The winners get a trip to the Google I/O developer conference or a smartphone. The rest of us get a look at some interesting Android-based solutions, such as a game that you play by swiping notifications, an autonomous vehicle powered by a phone, and an unusual home screen launcher.
You can view more details about all of the projects at the Android Experiments website. Some are available for download as apps from the Google Play Store, while more involved projects like the autonomous vehicle aren’t available in app form (but you can get the source code for that project).
One of the more unusual apps is HungerMoji: a game that plays out in your notification tray. You’ll need a phone that runs stock Android software to play, because non-standard notifications can mess with game play. But the game is interesting for the way the developer thought outside the box of how you would normally play a game on an Android phone or tablet.
Lens Launcher is a little less outside-the-box, but this app launcher still offers a different experience than any other launcher I’ve seen. You can essentially adjust the settings so that all of your Android apps are visible as tiny icons on a single page. Zoom in by running your finger over the screen until you find the app you want to open.
Another winners is a Flappy Bird-like game called Wearabird that works with Android wear, allowing you to flap your arms to make the bird rise and fall. While it takes a lot more effort to flap your arms than it would to just tap a screen, the game seems a bit more forgiving than Flappy Bird.

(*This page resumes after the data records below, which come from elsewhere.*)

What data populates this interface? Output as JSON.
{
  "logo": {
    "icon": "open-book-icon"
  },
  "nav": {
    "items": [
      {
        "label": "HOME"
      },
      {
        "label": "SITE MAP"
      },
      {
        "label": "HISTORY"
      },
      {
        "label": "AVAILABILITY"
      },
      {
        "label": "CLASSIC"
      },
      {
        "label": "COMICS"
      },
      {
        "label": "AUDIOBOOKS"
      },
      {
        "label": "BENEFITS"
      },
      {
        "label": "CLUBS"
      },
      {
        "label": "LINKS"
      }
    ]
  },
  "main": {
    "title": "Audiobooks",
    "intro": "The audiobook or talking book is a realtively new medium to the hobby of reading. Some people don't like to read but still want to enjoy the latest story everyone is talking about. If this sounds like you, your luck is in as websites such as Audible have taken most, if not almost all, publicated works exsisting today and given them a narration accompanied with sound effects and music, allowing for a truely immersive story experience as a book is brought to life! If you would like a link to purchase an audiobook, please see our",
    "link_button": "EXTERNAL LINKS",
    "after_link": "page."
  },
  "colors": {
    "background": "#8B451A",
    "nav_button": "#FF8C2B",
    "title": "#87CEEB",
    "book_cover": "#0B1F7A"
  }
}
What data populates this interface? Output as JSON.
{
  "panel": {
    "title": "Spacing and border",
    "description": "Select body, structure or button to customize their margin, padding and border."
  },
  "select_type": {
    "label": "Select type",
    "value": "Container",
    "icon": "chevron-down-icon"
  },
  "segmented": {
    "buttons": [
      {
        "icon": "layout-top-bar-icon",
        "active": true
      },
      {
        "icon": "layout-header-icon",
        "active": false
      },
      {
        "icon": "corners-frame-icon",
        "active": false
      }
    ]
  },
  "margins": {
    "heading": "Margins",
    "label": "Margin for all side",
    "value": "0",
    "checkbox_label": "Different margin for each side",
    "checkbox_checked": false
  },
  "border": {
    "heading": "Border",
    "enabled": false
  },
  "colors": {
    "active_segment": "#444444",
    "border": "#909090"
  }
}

Other winners include one designed to make using your phone on a motorcycle more safe, a lock screen that lets you use motion-based gestures instead of a PIN or swiping gesture to unlock the device, a sort of art project, and an app that lets you use your phone as a 3D controller for interacting with objects on a Chromecast-connected display.